Wednesday, 16 December 2015 14:34

December Superintendency Message

Giving to Make Others Lives Better

Each year Weber School Foundation kicks off the holiday season with its annual Christmas Tree Jubilee to raise money for special needs students in Weber County. Through the efforts of the foundation board and countless volunteers of all ages and walks of life, over $400,000.00 will be raised to increase educational opportunities and enhance the lives of special needs students. Educational adaptive devices, lifts and wheelchairs, adaptive playgrounds and equipment and many other devices are the types of items provided to those who desperately need them in order to attain educational and life goals. 

DecMessageDecMessage1

In addition to the Weber District Foundation’s great work, our schools actively participate in providing benefits for others where it is needed. Some of the great things our students, staff members and wonderful communities are doing for others this holiday season include:

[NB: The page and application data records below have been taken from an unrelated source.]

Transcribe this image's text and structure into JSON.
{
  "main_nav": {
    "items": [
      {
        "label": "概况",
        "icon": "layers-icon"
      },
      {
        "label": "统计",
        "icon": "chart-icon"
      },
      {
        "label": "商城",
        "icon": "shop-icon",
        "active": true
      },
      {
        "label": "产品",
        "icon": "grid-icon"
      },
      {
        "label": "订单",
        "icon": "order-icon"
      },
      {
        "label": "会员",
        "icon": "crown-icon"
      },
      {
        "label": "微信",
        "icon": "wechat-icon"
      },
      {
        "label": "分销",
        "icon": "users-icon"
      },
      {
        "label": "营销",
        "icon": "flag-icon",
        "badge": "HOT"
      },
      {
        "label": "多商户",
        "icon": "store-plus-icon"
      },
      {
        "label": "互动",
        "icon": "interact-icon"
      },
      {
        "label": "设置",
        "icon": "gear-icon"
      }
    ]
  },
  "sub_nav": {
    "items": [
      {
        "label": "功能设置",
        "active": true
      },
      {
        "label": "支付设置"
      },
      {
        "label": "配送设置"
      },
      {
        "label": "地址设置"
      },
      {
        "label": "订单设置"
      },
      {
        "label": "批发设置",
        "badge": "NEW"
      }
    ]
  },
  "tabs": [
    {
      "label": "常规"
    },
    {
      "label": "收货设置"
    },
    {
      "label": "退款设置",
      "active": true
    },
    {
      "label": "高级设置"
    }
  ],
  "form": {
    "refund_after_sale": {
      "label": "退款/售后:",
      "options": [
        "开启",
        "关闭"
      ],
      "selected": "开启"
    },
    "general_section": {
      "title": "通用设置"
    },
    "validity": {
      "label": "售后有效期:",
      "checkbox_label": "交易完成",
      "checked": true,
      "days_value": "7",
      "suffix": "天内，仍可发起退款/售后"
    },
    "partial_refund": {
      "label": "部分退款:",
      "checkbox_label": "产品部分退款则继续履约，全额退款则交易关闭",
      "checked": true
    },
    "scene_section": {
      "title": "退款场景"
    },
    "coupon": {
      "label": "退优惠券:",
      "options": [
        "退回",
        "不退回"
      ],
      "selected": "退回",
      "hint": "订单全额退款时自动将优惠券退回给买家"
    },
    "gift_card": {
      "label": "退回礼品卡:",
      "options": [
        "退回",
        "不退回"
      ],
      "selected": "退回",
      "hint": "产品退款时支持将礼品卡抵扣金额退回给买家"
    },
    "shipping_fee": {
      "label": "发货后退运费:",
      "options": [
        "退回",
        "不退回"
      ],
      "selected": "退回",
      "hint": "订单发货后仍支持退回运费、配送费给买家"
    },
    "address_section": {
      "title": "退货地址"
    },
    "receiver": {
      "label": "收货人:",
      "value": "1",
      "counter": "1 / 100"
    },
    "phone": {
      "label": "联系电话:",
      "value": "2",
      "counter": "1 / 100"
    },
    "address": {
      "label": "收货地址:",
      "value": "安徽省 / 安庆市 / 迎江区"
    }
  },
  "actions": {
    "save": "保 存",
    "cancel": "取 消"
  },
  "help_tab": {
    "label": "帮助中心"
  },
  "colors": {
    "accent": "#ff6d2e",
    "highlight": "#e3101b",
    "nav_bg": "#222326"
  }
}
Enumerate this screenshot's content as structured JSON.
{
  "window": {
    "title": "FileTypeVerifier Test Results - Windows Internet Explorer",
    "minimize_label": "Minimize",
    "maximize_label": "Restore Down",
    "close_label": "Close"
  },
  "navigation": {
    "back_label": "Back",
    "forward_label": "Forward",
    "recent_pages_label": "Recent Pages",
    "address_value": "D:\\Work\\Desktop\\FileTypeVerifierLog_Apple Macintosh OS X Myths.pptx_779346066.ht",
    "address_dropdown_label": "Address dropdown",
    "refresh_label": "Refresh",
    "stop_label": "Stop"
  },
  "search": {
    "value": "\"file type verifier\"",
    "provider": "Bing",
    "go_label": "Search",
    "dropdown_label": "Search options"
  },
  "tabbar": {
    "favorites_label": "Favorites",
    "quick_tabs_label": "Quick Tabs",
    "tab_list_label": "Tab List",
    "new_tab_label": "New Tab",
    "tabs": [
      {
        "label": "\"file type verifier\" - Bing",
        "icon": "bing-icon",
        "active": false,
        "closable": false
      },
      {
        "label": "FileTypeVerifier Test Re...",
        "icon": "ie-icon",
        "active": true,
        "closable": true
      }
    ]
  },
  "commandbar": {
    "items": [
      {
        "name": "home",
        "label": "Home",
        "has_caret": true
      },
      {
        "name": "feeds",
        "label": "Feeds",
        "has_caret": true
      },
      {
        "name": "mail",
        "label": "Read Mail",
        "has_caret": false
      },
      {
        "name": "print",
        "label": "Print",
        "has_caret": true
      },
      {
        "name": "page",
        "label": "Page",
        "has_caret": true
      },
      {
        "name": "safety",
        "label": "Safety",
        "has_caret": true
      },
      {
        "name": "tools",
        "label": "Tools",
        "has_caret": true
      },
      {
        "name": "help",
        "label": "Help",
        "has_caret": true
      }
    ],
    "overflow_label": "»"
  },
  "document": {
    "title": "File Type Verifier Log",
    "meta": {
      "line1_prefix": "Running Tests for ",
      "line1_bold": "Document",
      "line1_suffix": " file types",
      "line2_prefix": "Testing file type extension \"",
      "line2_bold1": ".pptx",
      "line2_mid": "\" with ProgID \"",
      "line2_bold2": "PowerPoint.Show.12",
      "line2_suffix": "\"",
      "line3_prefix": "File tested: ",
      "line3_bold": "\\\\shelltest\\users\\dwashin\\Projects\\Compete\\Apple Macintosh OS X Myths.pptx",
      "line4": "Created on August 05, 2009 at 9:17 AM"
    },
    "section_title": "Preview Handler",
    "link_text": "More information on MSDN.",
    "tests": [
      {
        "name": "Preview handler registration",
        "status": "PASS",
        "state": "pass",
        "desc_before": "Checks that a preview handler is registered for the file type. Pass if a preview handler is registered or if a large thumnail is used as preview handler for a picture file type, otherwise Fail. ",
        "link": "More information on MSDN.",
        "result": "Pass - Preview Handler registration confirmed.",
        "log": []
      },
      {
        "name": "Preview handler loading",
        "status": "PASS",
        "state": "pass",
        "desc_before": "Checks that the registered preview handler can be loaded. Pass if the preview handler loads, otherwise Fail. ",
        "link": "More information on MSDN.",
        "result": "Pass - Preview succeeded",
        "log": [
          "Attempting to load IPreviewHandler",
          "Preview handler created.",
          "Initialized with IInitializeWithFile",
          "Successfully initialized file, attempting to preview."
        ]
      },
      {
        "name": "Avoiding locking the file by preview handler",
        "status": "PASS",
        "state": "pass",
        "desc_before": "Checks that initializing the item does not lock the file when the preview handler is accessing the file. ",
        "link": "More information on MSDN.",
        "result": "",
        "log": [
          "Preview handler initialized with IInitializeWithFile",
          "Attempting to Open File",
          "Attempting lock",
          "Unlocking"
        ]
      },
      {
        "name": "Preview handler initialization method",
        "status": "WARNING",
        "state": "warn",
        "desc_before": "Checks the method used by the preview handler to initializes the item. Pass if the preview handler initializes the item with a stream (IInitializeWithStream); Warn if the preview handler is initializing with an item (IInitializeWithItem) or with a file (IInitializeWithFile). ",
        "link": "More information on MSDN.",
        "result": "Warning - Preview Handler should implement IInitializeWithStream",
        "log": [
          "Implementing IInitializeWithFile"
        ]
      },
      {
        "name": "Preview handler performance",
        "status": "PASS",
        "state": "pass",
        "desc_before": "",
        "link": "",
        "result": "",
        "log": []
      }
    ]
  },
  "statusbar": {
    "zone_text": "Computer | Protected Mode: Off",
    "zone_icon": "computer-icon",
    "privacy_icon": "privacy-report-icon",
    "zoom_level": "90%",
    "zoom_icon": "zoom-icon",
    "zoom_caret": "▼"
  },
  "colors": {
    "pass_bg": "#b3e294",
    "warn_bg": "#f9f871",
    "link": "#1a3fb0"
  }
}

  • Giving Tree- Counselors gather names from teachers and parents. Ornaments are then placed on trees listing desired gifts. Faculty and community members purchase gift items to be given to those in need.
  • Coats for Kids Drive, Food and Toy Drives, Mittens and Hats Drives.
  • Designated Item Drive- Students receive a calendar of the items to be collected on individual days (2 weeks). Items are collected.Counselors and administrators select items to be taken, anonymously, to families with children at the school.With the leftover items, needy families are encouraged to shop through them at the school.Extra items are then taken to the Christmas Box House.
  • Kash 4 kids, Sub for Santa, Quarters and Cans programs in our high school communities raise a great deal of money to help multiple families have a much happier holiday.


All of these efforts give our students the opportunity to serve others and to realize the satisfaction of helping fellow students and community members. Even in times when the economy has been a challenge, our great communities have always given of their means to the numerous charitable projects. We thank all for that great love, kindness and generosity and wish everyone a happy holiday season! 

Page 2 of 7